- Chat Function – There have recently been several innovative products made available that allow you to put this highly desired, consumer focused function on your site. The biggest issue you will face is providing the staff support to respond to Chat requests. It is basically a full-time effort, so plan it accordingly.
- Cart Functionality/eCommerce – Many of your potential customers want to buy when they visit your site. Can they? Enough said.
- Video (other than ads) – Educational and fun videos keep people on your site and enhance the experience. This is much more effective than just putting your TV ads on your site.
- Website Accessibility in Store - This is a must in your store. Both for your staff and your customers. Big monitors and fast computers are a must if you want to get the most from your website.
- Compare Function - Every major eCommerce sight I have seen has a compare function built into it and research says that visitors love it. Yet I have not seen it on many of our sites. Be the first, now that is innovation!
- Product Reviews – Another thing we see used by shoppers extensively on Amazon and others is the product review function. I know we struggle to get positive store reviews on our sites, but shouldn’t we be trying to find ways to entice existing customers to give us reviews of the products they buy from us too?
- Guest WiFi in Store – Many stores do have guest WiFi available on the selling floor, but some have resisted this move for various reasons. However, I think the pluses outweigh the minuses. Here are just a few of them:
- It keeps them there longer – Many customers will leave your store to get emails or check websites and never come back. At least if you keep them in the store you still have a chance to sell them.
- Something for kids to do – Today’s kids keep busy on their parents (or their own) smart phones/tablets. If you can keep them happy you will have more time with their parents.
- Allows them to share ideas with family/friends while shopping – Most of today’s customers want to share ideas with family and friends before making a decision.
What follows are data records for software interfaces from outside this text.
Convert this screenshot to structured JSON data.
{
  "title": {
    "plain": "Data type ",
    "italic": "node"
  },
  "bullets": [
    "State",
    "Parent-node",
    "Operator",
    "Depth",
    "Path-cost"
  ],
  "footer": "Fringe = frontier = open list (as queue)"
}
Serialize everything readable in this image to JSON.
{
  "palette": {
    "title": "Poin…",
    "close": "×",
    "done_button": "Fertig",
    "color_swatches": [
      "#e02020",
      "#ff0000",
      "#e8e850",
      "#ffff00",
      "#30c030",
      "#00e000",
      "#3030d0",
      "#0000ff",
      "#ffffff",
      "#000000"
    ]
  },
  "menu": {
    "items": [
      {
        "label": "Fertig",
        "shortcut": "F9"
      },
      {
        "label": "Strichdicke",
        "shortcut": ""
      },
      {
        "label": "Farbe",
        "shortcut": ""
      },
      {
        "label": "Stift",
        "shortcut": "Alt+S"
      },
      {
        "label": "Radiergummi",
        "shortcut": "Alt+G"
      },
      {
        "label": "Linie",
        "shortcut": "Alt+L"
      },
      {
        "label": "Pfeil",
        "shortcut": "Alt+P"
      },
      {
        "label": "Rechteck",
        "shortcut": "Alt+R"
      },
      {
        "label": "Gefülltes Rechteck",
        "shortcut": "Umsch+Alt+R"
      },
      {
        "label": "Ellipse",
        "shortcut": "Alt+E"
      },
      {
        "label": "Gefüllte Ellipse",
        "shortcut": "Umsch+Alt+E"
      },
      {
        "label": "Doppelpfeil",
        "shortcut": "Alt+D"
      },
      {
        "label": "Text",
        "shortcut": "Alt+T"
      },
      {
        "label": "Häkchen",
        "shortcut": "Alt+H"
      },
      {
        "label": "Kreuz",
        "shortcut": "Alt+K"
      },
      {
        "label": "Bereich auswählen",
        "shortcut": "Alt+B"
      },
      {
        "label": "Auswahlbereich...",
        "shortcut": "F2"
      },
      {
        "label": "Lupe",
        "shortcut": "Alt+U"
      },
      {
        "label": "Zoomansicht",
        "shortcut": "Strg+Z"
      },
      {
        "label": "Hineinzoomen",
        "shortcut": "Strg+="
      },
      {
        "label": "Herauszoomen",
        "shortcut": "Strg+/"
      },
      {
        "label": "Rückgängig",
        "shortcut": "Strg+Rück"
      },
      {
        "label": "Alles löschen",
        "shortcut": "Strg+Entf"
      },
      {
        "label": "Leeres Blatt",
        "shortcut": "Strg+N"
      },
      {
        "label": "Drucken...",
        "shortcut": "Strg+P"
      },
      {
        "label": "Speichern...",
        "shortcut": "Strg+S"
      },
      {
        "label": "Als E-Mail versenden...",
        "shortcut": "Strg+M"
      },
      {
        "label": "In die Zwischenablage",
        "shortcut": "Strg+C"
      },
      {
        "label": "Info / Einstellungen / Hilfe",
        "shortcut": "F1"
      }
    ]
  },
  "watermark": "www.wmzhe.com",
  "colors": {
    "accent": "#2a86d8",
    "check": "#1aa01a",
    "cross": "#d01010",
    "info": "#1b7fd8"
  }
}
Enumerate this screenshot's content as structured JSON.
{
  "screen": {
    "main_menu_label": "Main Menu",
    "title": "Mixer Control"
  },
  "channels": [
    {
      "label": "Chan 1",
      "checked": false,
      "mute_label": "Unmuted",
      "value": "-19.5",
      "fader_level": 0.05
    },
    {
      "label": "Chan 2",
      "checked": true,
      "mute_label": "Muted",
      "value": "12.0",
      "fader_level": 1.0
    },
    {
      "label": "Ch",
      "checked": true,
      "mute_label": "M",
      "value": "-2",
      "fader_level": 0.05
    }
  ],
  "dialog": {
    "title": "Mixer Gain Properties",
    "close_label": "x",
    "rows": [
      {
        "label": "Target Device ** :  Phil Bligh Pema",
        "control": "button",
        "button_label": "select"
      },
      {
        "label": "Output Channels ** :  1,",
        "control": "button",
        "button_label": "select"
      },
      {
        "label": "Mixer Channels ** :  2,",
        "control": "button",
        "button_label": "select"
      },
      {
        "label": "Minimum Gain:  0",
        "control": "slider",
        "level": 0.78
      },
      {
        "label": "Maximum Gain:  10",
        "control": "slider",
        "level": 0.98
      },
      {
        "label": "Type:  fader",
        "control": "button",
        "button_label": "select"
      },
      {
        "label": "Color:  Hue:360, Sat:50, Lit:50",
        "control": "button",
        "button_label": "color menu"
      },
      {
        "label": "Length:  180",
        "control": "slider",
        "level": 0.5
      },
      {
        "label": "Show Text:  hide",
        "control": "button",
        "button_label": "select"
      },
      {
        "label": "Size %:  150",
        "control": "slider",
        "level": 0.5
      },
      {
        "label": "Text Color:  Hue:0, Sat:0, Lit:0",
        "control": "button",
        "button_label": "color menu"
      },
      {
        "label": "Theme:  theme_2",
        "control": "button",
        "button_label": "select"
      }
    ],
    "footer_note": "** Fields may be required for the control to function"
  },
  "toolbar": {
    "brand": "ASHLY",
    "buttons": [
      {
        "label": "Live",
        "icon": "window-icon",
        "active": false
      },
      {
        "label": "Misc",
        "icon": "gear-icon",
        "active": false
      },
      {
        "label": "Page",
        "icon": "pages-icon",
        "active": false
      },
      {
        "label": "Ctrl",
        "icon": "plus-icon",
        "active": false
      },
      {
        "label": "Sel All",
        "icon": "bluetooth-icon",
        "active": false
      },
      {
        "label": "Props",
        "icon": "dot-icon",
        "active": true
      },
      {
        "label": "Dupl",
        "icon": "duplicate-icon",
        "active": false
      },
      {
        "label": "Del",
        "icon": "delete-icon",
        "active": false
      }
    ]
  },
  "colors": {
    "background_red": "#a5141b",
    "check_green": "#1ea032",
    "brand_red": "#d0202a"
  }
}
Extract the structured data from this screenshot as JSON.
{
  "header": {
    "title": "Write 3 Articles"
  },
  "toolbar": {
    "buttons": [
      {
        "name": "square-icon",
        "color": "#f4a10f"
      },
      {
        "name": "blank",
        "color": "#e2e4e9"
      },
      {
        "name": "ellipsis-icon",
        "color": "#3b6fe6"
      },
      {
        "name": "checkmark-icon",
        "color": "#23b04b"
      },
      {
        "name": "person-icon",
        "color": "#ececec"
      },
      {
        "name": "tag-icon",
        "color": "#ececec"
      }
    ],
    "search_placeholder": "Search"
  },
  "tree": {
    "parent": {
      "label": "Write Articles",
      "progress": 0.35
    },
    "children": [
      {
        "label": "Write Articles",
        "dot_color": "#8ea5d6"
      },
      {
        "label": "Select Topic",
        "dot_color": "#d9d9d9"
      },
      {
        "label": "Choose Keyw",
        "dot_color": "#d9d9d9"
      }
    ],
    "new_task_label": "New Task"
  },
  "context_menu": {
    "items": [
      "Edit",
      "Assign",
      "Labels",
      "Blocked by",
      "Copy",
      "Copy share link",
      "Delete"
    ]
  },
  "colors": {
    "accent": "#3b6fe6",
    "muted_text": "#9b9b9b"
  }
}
Many will tell you they have to “go home and think about it” so they can do this. Why not give them the opportunity in the store?
- Visit websites and see other products without leaving a vignette - What is better than sitting in a vignette and reviewing additional products with your sales person on the store or manufacturer’s site?
This is just a short list of some suggestions you can consider. If it is a new idea that changes the way you do something, then for you it is innovation. My hope is that a couple of these ideas might jump out at you, to help make your life and your customers’ lives just a little better.